Relying too heavily on a tape measure can actually make your projects more inaccurate. Go ahead. Mark 1″ with a tape and pencil. Do it again. And again. It doesn’t matter how steady your hand is; there will be a slight variation among the marks. Throughout the building process of a project, the influence of these little inaccuracies grow and grow. To stay ahead of this inaccuracy creep, the best practice is to grab physical representations of dimensions. If you are going to be inaccurate, at least be consistent. Here are some tools that will help:
Marking gauge: The tool for making mortise-and-tenon joinery. Set the tenon length on the gauge and mark it on all the necessary workpieces. Next, mark the depth of the shoulders; and then, the cheeks. As long as you are steady with the backsaw, all your tenons will be the same.
Combination square: The combination square can almost sit in for a marking gauge. Set the square to repeat a particular length and mark off from the end of the ruler. Or, set the square to gauge the depth of a mortise. If you insert, say, 1″ of ruler into a mortise and the adjustable straightedge sits flush with the workpiece end, you have your depth.
Chisel: Need a 3/4″-wide mortise? Easy. Grab a 3/4″-wide chisel. Done.
Story stick: When you want consistent spacing between fence boards, make a story stick, a piece of board that is as long as the width of the gap you need. Actually, cut two—one for spacing the fence board at the top stringer and one at the bottom. Get a friend to hold the story sticks against an affixed board while you attach the next one.

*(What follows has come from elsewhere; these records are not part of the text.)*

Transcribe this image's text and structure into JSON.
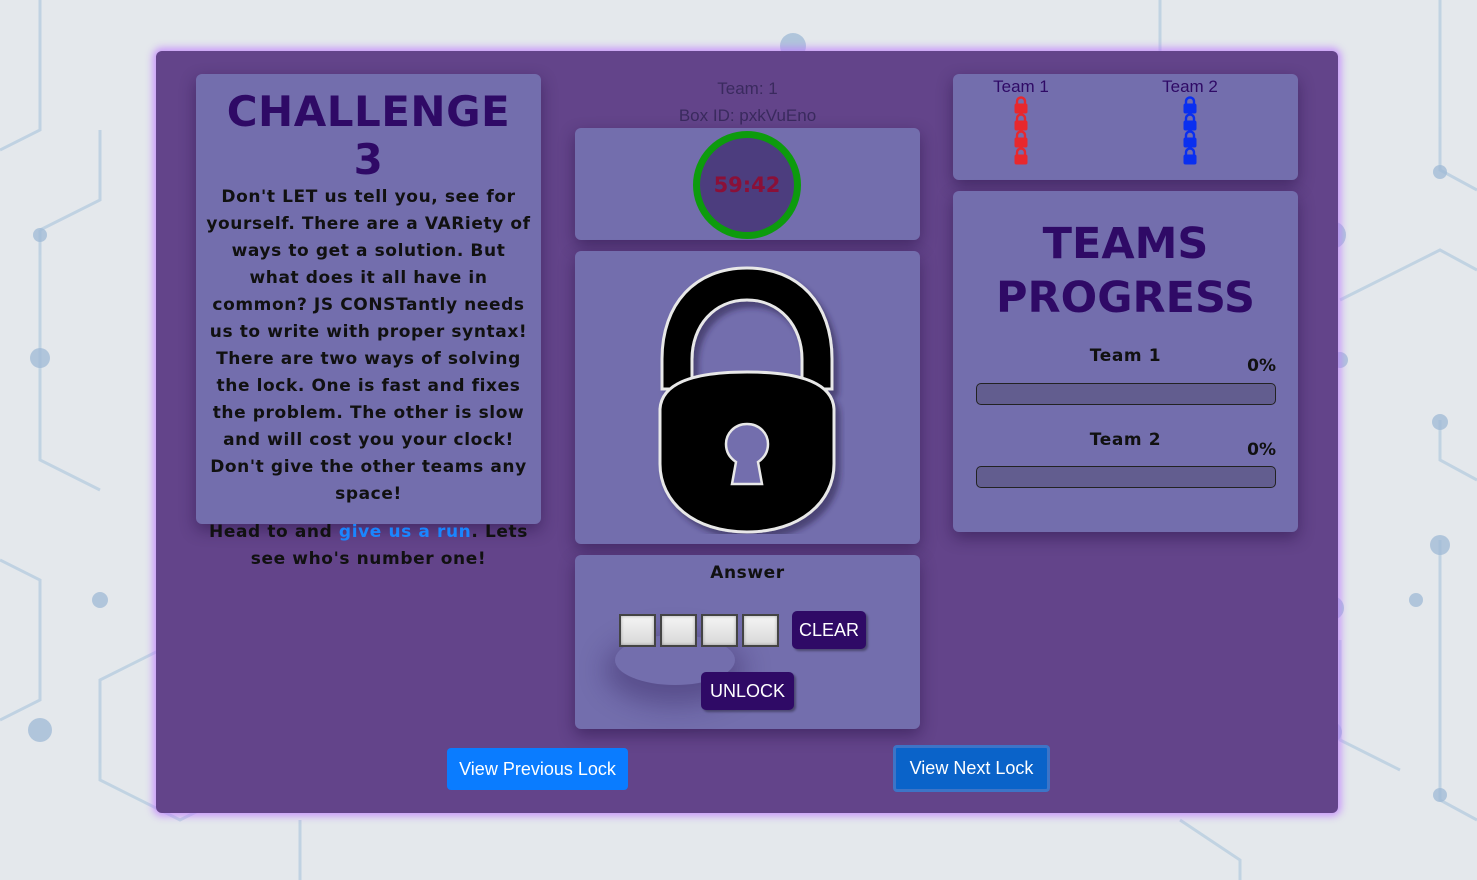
{
  "challenge": {
    "title": "CHALLENGE 3",
    "body": "Don't LET us tell you, see for yourself. There are a VARiety of ways to get a solution. But what does it all have in common? JS CONSTantly needs us to write with proper syntax! There are two ways of solving the lock. One is fast and fixes the problem. The other is slow and will cost you your clock! Don't give the other teams any space!",
    "cta_before": "Head to and ",
    "cta_link": "give us a run",
    "cta_after": ". Lets see who's number one!"
  },
  "info": {
    "team": "Team: 1",
    "box_id": "Box ID: pxkVuEno"
  },
  "timer": {
    "value": "59:42"
  },
  "answer": {
    "label": "Answer",
    "clear_label": "CLEAR",
    "unlock_label": "UNLOCK"
  },
  "teams": [
    {
      "name": "Team 1",
      "lock_count": 4,
      "color": "#e8282d"
    },
    {
      "name": "Team 2",
      "lock_count": 4,
      "color": "#0a2ff0"
    }
  ],
  "progress": {
    "title_line1": "TEAMS",
    "title_line2": "PROGRESS",
    "teams": [
      {
        "name": "Team 1",
        "percent_label": "0%",
        "percent": 0
      },
      {
        "name": "Team 2",
        "percent_label": "0%",
        "percent": 0
      }
    ]
  },
  "nav": {
    "prev_label": "View Previous Lock",
    "next_label": "View Next Lock"
  },
  "colors": {
    "panel": "#63448a",
    "card": "#736ead",
    "accent": "#2f0a66",
    "timer_ring": "#0d9b0d",
    "link": "#1a86ff",
    "button_blue": "#0a7cff"
  },
  "icons": {
    "main_lock": "padlock-icon",
    "team_lock": "padlock-icon"
  }
}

Your truck: This trick comes to us from our technical editor, Steve Maxwell. When you are cutting long lengths of 2×4, you can set your mitre saw and stand the right distance from your truck, using your vehicle as a stop block. Use this technique only if your truck is a true work vehicle; otherwise, you might scratch your trophy.
Folding ruler: A proper folding ruler has a slide-out rule in its first leaf. Within a box, fold out just enough leaves and slide out the rule, for a physical representation of that dimension.
This article originally appeared in Canadian Home Workshop.